§ WHAT YOU WILL DO:
The answer must be every entry, retyped without a single difference.

§ THE DATA:
# # # #
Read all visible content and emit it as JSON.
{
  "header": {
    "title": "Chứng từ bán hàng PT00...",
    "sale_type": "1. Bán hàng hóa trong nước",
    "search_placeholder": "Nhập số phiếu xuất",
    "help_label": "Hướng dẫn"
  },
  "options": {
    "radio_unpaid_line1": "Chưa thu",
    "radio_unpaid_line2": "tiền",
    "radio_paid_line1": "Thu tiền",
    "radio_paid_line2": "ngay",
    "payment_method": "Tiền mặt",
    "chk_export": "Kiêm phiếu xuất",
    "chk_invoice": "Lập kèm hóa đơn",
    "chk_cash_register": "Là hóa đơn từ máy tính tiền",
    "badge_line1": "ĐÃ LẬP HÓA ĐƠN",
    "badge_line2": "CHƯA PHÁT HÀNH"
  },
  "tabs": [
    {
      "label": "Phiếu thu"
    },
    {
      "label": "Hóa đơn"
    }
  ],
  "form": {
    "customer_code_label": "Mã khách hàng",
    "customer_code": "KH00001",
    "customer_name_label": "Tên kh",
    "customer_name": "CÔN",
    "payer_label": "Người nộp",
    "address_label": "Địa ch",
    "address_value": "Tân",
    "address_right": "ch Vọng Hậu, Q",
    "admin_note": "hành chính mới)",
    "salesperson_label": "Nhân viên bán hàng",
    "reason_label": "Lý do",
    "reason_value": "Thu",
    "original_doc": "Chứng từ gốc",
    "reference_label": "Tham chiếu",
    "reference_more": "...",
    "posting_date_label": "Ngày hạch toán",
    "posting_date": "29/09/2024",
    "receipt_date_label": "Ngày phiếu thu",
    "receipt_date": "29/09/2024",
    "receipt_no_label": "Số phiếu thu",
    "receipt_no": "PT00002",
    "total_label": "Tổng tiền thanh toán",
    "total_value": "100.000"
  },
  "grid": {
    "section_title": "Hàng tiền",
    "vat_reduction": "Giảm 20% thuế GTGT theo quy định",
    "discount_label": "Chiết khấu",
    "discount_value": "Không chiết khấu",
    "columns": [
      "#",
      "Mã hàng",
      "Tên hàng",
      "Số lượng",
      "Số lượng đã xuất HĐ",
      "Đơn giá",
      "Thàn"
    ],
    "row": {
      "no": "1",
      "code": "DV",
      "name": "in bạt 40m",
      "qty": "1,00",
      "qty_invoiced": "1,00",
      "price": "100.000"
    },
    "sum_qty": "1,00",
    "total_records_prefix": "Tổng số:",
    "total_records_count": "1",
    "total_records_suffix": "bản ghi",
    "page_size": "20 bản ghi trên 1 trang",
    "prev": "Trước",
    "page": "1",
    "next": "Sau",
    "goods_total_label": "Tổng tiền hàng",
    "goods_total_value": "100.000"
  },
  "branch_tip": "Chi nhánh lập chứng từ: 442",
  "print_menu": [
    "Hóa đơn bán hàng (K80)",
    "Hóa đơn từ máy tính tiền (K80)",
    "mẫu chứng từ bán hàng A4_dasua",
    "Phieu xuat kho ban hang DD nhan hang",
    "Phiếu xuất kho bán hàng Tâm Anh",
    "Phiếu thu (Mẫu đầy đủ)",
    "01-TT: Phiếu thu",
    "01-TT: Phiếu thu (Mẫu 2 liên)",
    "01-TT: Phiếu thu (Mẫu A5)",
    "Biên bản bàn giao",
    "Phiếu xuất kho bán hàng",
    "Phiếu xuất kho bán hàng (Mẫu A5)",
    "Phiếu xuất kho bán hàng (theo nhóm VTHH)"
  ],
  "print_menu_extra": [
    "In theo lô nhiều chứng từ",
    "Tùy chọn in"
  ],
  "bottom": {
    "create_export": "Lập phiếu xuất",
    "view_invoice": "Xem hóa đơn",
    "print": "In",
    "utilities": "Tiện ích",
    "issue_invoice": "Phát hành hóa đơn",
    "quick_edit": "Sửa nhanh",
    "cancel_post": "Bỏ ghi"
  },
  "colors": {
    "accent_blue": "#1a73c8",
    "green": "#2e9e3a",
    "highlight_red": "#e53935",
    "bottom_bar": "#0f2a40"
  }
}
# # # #
§ EXERCISE ANSWER:
Read all visible content and emit it as JSON.
{
  "header": {
    "title": "Chứng từ bán hàng PT00...",
    "sale_type": "1. Bán hàng hóa trong nước",
    "search_placeholder": "Nhập số phiếu xuất",
    "help_label": "Hướng dẫn"
  },
  "options": {
    "radio_unpaid_line1": "Chưa thu",
    "radio_unpaid_line2": "tiền",
    "radio_paid_line1": "Thu tiền",
    "radio_paid_line2": "ngay",
    "payment_method": "Tiền mặt",
    "chk_export": "Kiêm phiếu xuất",
    "chk_invoice": "Lập kèm hóa đơn",
    "chk_cash_register": "Là hóa đơn từ máy tính tiền",
    "badge_line1": "ĐÃ LẬP HÓA ĐƠN",
    "badge_line2": "CHƯA PHÁT HÀNH"
  },
  "tabs": [
    {
      "label": "Phiếu thu"
    },
    {
      "label": "Hóa đơn"
    }
  ],
  "form": {
    "customer_code_label": "Mã khách hàng",
    "customer_code": "KH00001",
    "customer_name_label": "Tên kh",
    "customer_name": "CÔN",
    "payer_label": "Người nộp",
    "address_label": "Địa ch",
    "address_value": "Tân",
    "address_right": "ch Vọng Hậu, Q",
    "admin_note": "hành chính mới)",
    "salesperson_label": "Nhân viên bán hàng",
    "reason_label": "Lý do",
    "reason_value": "Thu",
    "original_doc": "Chứng từ gốc",
    "reference_label": "Tham chiếu",
    "reference_more": "...",
    "posting_date_label": "Ngày hạch toán",
    "posting_date": "29/09/2024",
    "receipt_date_label": "Ngày phiếu thu",
    "receipt_date": "29/09/2024",
    "receipt_no_label": "Số phiếu thu",
    "receipt_no": "PT00002",
    "total_label": "Tổng tiền thanh toán",
    "total_value": "100.000"
  },
  "grid": {
    "section_title": "Hàng tiền",
    "vat_reduction": "Giảm 20% thuế GTGT theo quy định",
    "discount_label": "Chiết khấu",
    "discount_value": "Không chiết khấu",
    "columns": [
      "#",
      "Mã hàng",
      "Tên hàng",
      "Số lượng",
      "Số lượng đã xuất HĐ",
      "Đơn giá",
      "Thàn"
    ],
    "row": {
      "no": "1",
      "code": "DV",
      "name": "in bạt 40m",
      "qty": "1,00",
      "qty_invoiced": "1,00",
      "price": "100.000"
    },
    "sum_qty": "1,00",
    "total_records_prefix": "Tổng số:",
    "total_records_count": "1",
    "total_records_suffix": "bản ghi",
    "page_size": "20 bản ghi trên 1 trang",
    "prev": "Trước",
    "page": "1",
    "next": "Sau",
    "goods_total_label": "Tổng tiền hàng",
    "goods_total_value": "100.000"
  },
  "branch_tip": "Chi nhánh lập chứng từ: 442",
  "print_menu": [
    "Hóa đơn bán hàng (K80)",
    "Hóa đơn từ máy tính tiền (K80)",
    "mẫu chứng từ bán hàng A4_dasua",
    "Phieu xuat kho ban hang DD nhan hang",
    "Phiếu xuất kho bán hàng Tâm Anh",
    "Phiếu thu (Mẫu đầy đủ)",
    "01-TT: Phiếu thu",
    "01-TT: Phiếu thu (Mẫu 2 liên)",
    "01-TT: Phiếu thu (Mẫu A5)",
    "Biên bản bàn giao",
    "Phiếu xuất kho bán hàng",
    "Phiếu xuất kho bán hàng (Mẫu A5)",
    "Phiếu xuất kho bán hàng (theo nhóm VTHH)"
  ],
  "print_menu_extra": [
    "In theo lô nhiều chứng từ",
    "Tùy chọn in"
  ],
  "bottom": {
    "create_export": "Lập phiếu xuất",
    "view_invoice": "Xem hóa đơn",
    "print": "In",
    "utilities": "Tiện ích",
    "issue_invoice": "Phát hành hóa đơn",
    "quick_edit": "Sửa nhanh",
    "cancel_post": "Bỏ ghi"
  },
  "colors": {
    "accent_blue": "#1a73c8",
    "green": "#2e9e3a",
    "highlight_red": "#e53935",
    "bottom_bar": "#0f2a40"
  }
}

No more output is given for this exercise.